> **Data**:

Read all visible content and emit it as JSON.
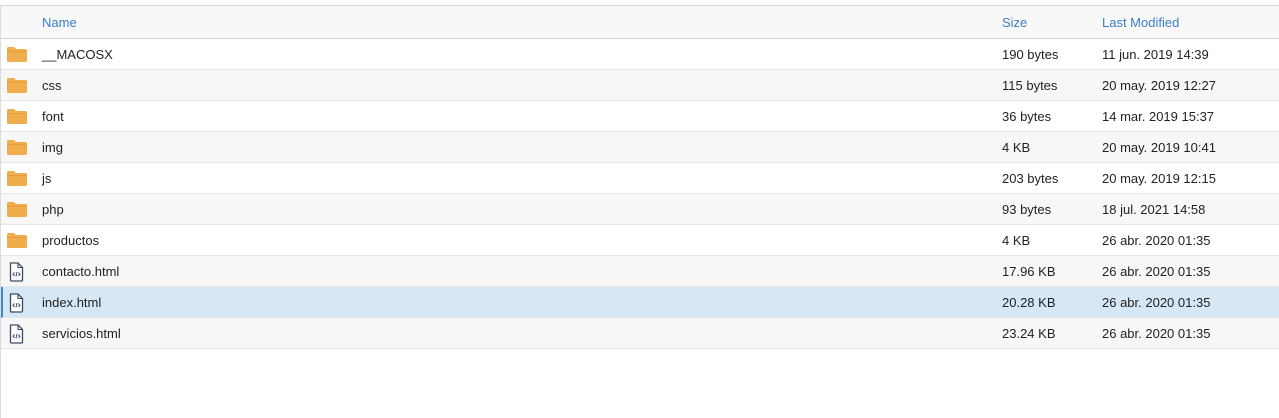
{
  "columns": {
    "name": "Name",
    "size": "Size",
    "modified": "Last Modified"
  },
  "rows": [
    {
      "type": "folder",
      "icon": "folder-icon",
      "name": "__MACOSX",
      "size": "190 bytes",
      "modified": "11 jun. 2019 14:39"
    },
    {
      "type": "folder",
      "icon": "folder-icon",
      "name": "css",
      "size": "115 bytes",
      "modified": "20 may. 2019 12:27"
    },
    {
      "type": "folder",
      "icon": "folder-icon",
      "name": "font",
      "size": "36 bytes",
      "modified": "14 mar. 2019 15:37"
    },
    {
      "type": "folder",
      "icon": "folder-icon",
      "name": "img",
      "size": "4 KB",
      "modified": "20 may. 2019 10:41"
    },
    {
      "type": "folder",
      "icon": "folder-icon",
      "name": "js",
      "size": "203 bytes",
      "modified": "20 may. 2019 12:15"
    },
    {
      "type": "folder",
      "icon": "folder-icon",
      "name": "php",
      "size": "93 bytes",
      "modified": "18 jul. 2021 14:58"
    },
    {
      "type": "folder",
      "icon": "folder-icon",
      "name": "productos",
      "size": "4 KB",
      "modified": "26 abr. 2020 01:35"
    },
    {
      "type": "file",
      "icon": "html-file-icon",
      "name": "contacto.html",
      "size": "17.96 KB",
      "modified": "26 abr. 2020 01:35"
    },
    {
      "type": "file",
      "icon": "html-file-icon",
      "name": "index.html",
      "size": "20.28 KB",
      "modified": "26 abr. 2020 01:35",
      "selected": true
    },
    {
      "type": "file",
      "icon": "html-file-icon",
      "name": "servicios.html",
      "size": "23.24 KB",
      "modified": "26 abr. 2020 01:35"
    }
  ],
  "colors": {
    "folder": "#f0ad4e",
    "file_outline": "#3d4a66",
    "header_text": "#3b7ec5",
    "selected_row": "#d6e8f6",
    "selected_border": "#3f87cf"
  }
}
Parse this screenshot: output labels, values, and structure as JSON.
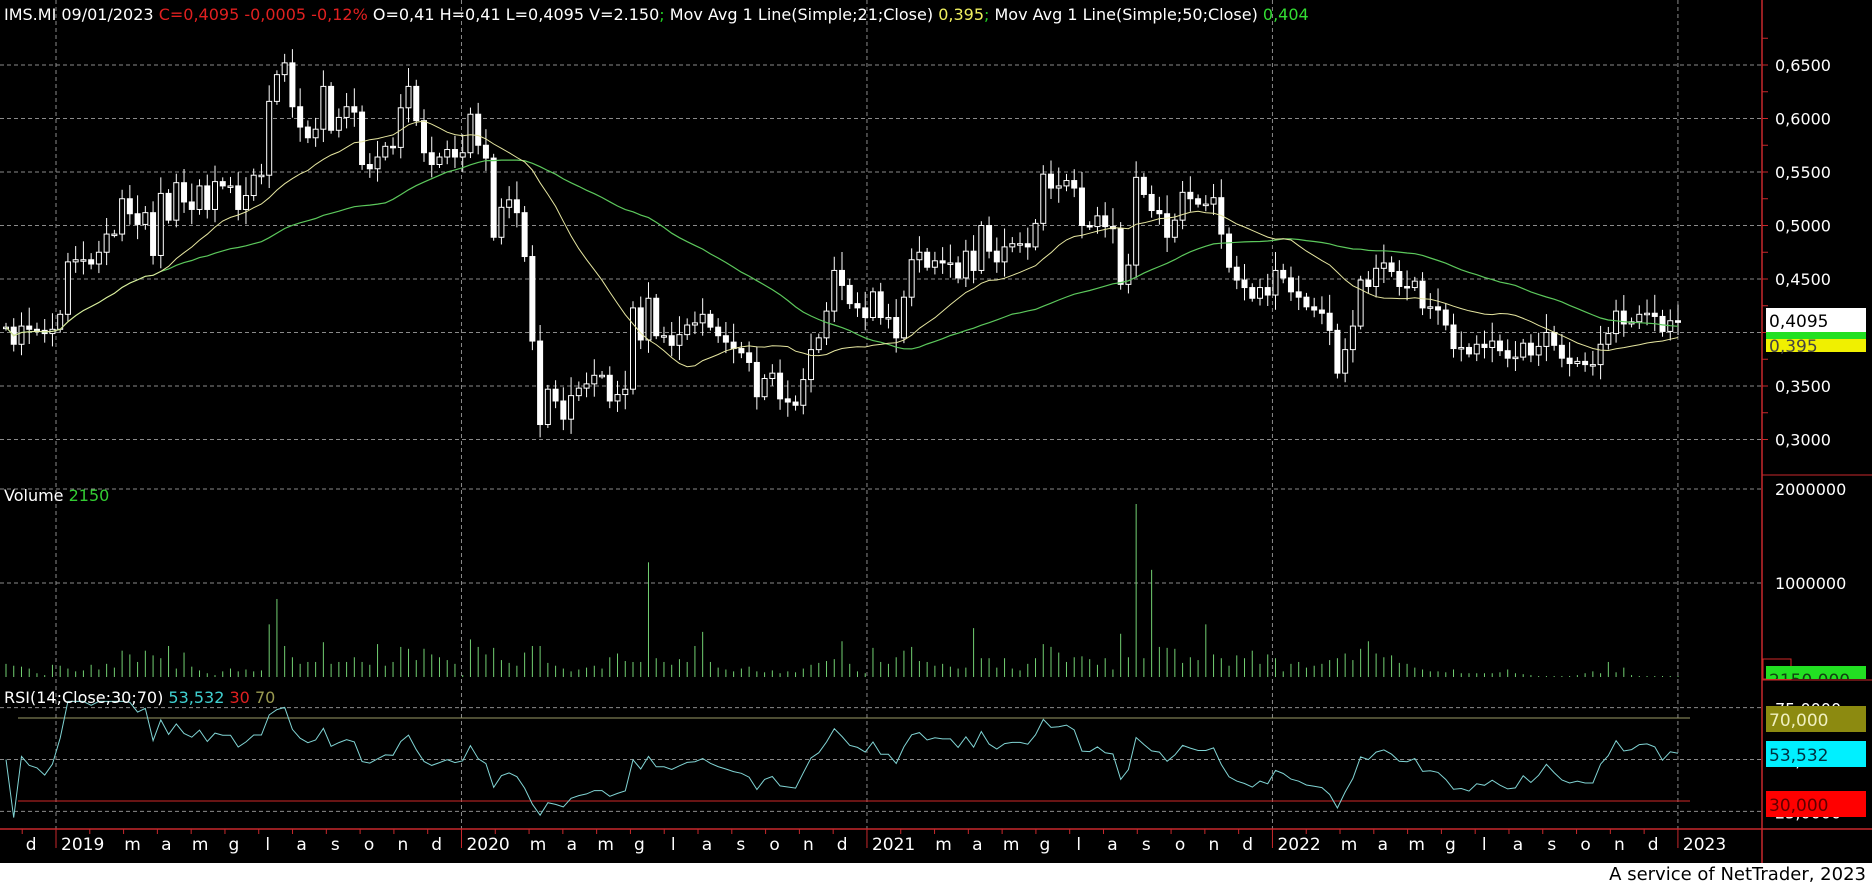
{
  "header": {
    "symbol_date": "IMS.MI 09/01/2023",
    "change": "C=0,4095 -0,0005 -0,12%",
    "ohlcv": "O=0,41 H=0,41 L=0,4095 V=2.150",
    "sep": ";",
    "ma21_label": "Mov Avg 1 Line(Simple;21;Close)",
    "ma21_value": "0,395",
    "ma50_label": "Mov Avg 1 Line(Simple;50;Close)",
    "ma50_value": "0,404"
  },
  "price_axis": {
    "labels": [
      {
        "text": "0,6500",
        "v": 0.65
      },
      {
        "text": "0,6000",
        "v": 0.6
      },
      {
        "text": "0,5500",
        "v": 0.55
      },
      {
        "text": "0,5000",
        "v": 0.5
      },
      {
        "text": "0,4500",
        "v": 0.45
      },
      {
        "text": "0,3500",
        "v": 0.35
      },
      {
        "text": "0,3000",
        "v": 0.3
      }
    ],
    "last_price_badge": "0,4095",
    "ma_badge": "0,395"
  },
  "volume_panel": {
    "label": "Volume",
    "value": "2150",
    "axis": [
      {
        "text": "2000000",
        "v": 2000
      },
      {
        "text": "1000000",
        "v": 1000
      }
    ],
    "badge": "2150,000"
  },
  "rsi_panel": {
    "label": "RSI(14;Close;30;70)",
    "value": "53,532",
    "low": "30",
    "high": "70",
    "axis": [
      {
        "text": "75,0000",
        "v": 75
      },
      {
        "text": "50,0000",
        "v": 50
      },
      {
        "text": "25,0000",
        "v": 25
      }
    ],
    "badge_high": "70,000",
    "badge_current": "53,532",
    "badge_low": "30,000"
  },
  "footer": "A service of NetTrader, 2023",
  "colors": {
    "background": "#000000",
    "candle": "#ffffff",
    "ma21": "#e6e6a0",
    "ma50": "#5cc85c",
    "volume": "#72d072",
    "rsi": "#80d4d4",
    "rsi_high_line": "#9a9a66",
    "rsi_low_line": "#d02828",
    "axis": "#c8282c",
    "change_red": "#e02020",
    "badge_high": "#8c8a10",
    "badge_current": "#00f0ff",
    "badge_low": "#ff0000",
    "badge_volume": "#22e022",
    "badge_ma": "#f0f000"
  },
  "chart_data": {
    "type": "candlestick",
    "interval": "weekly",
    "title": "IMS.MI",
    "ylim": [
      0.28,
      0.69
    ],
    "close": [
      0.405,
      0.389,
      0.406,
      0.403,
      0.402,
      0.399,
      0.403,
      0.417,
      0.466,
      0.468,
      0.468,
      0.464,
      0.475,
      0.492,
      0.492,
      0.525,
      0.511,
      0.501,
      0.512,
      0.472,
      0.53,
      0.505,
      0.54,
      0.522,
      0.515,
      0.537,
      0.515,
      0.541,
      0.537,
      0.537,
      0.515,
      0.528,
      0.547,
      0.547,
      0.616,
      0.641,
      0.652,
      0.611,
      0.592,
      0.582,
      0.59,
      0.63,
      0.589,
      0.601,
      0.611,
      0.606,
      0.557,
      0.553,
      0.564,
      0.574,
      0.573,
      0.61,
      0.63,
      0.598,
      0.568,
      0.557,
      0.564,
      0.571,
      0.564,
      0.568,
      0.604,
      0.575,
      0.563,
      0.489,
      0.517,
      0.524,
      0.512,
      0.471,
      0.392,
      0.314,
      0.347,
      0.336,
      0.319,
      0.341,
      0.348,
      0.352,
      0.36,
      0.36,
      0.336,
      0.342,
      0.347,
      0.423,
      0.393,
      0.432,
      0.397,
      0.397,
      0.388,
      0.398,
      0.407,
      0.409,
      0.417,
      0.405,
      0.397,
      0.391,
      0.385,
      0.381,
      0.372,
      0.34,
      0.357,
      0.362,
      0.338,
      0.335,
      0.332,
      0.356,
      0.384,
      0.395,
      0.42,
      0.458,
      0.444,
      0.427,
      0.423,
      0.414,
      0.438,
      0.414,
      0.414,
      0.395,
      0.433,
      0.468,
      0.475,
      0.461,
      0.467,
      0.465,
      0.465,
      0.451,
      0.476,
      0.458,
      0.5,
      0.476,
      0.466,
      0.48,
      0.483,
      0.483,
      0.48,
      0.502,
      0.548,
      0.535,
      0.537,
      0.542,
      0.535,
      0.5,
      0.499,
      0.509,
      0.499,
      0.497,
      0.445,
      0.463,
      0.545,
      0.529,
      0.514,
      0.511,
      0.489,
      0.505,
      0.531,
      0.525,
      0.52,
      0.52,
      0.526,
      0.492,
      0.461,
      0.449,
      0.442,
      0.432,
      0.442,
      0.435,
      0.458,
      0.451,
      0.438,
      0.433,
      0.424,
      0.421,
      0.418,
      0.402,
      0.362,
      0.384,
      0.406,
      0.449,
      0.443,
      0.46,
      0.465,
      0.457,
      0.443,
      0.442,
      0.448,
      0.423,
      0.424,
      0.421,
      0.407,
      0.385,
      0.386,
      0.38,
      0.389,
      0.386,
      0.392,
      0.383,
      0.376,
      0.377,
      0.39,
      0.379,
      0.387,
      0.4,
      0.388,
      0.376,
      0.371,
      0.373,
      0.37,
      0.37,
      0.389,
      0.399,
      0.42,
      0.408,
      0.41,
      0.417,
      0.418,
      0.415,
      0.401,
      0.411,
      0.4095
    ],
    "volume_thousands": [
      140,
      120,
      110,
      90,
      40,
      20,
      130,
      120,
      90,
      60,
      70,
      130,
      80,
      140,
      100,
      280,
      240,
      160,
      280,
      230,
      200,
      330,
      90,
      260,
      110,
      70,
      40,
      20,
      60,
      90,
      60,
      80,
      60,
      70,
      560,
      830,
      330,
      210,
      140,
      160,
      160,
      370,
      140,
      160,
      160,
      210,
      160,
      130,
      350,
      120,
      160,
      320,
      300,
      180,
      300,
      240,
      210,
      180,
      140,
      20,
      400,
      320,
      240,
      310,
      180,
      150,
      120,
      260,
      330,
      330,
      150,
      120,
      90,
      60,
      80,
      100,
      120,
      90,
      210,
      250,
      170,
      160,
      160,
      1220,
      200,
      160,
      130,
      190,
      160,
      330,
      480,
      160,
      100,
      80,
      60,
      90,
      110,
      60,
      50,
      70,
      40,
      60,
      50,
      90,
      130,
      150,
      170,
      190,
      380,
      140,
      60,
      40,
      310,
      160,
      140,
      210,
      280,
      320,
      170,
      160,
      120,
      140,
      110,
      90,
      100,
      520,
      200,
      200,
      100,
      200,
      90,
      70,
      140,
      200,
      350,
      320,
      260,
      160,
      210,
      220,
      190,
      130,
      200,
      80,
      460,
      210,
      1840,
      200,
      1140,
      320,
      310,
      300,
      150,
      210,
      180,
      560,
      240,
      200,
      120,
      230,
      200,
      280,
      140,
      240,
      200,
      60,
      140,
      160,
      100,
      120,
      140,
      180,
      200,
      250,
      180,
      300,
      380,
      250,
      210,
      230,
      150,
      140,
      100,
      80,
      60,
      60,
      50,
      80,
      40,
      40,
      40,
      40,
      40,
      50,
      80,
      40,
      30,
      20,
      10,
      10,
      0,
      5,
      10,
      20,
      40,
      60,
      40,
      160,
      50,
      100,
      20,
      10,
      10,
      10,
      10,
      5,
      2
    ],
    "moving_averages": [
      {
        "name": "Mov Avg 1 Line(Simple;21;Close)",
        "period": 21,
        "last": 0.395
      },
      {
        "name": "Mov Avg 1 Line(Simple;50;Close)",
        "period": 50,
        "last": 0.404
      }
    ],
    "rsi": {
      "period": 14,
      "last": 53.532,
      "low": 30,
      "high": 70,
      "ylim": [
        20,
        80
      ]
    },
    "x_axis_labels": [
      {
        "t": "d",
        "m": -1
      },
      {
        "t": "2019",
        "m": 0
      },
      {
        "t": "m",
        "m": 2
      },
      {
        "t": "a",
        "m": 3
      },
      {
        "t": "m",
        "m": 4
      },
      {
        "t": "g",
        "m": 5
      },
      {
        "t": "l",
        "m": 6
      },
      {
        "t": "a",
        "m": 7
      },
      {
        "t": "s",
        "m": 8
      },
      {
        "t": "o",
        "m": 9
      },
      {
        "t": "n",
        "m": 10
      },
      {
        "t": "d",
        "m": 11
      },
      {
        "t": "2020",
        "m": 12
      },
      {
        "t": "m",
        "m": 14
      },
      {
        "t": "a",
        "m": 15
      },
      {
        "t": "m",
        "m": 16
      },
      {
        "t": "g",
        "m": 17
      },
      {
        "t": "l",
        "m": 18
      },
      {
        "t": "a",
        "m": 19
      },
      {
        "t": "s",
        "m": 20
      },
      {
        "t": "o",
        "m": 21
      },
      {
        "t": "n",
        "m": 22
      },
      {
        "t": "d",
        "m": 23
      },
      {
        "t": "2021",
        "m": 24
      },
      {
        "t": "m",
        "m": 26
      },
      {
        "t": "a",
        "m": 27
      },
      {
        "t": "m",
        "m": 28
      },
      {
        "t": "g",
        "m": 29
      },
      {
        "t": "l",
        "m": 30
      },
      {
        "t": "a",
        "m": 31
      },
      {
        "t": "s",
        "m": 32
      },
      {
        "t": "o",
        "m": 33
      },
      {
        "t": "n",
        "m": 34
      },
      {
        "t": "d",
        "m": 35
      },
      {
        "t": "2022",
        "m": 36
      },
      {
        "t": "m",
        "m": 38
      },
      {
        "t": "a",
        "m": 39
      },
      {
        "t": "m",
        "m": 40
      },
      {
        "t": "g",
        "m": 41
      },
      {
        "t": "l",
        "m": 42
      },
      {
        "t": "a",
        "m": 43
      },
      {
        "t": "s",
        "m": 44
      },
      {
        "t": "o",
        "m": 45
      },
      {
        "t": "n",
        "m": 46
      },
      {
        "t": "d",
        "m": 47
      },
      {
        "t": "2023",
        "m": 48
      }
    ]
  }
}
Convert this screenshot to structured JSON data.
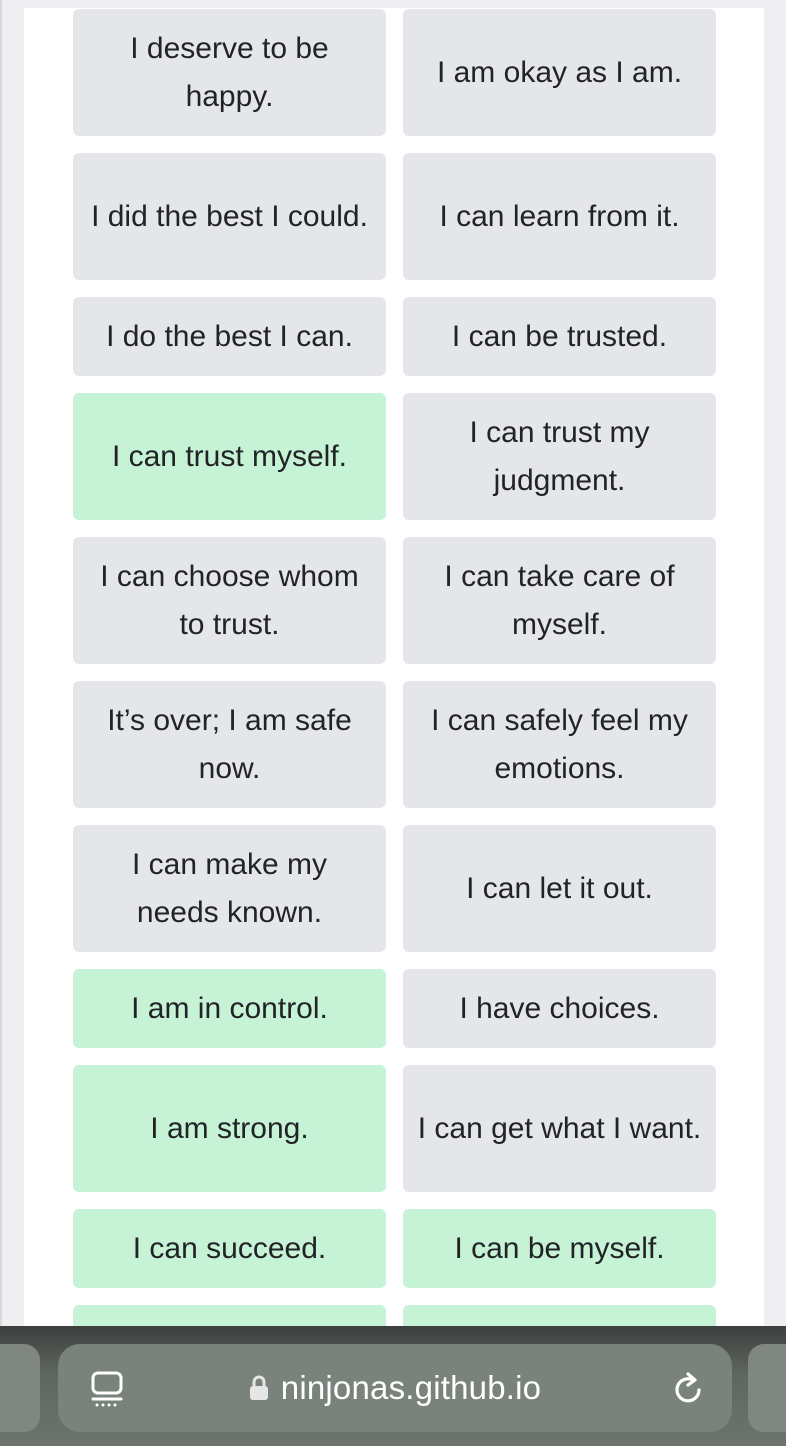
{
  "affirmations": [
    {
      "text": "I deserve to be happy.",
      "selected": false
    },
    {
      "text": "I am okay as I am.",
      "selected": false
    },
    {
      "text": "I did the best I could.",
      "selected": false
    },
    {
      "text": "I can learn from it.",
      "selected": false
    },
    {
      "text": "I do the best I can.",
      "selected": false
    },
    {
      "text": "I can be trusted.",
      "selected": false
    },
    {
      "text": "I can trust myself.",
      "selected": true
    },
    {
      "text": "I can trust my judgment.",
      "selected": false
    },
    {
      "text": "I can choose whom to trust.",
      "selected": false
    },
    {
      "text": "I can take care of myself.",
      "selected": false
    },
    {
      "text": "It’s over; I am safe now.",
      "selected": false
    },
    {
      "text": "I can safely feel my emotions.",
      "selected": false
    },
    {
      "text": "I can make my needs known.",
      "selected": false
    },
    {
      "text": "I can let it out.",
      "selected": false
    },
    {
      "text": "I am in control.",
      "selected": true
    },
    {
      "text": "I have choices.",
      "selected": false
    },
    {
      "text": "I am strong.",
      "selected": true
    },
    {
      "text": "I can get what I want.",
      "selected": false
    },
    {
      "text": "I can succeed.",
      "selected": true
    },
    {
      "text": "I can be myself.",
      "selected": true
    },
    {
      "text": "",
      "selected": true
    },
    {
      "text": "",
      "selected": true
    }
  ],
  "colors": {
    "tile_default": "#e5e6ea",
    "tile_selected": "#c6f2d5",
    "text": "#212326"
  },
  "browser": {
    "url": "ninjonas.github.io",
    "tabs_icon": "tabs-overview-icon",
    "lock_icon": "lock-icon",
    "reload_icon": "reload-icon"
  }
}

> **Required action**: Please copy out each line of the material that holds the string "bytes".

> **Result for this exercise**:
      "size": "190 bytes",
      "size": "115 bytes",
      "size": "36 bytes",
      "size": "203 bytes",
      "size": "93 bytes",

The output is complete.